Given information:
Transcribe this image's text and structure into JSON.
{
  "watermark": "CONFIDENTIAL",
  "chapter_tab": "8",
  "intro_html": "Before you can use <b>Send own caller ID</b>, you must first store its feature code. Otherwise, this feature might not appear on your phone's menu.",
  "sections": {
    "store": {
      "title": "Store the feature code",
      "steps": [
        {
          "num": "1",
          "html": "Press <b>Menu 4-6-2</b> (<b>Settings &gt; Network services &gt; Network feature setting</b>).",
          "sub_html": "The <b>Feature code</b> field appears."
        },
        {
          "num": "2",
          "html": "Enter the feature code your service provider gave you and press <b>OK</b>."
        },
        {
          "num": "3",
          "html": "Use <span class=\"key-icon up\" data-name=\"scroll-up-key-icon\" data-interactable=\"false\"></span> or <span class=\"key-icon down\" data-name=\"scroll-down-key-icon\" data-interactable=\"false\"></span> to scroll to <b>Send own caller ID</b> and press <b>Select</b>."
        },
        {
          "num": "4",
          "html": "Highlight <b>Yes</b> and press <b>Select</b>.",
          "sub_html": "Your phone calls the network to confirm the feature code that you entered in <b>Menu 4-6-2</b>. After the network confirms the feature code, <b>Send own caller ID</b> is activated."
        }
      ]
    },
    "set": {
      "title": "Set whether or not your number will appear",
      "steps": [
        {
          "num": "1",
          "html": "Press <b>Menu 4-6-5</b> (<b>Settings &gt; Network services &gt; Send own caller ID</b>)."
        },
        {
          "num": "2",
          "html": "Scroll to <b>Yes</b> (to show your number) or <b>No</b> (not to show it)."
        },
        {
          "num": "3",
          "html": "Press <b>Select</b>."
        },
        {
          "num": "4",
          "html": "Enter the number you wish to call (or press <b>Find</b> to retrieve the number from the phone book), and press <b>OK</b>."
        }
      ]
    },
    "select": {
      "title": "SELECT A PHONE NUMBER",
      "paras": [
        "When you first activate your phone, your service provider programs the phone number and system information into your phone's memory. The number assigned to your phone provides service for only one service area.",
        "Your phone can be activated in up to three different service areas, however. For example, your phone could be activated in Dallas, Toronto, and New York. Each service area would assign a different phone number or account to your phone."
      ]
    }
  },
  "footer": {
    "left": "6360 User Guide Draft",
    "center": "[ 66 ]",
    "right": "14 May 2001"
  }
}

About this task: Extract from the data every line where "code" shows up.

Solution to the problem:
  "intro_html": "Before you can use <b>Send own caller ID</b>, you must first store its feature code. Otherwise, this feature might not appear on your phone's menu.",
      "title": "Store the feature code",
          "sub_html": "The <b>Feature code</b> field appears."
          "html": "Enter the feature code your service provider gave you and press <b>OK</b>."
          "sub_html": "Your phone calls the network to confirm the feature code that you entered in <b>Menu 4-6-2</b>. After the network confirms the feature code, <b>Send own caller ID</b> is activated."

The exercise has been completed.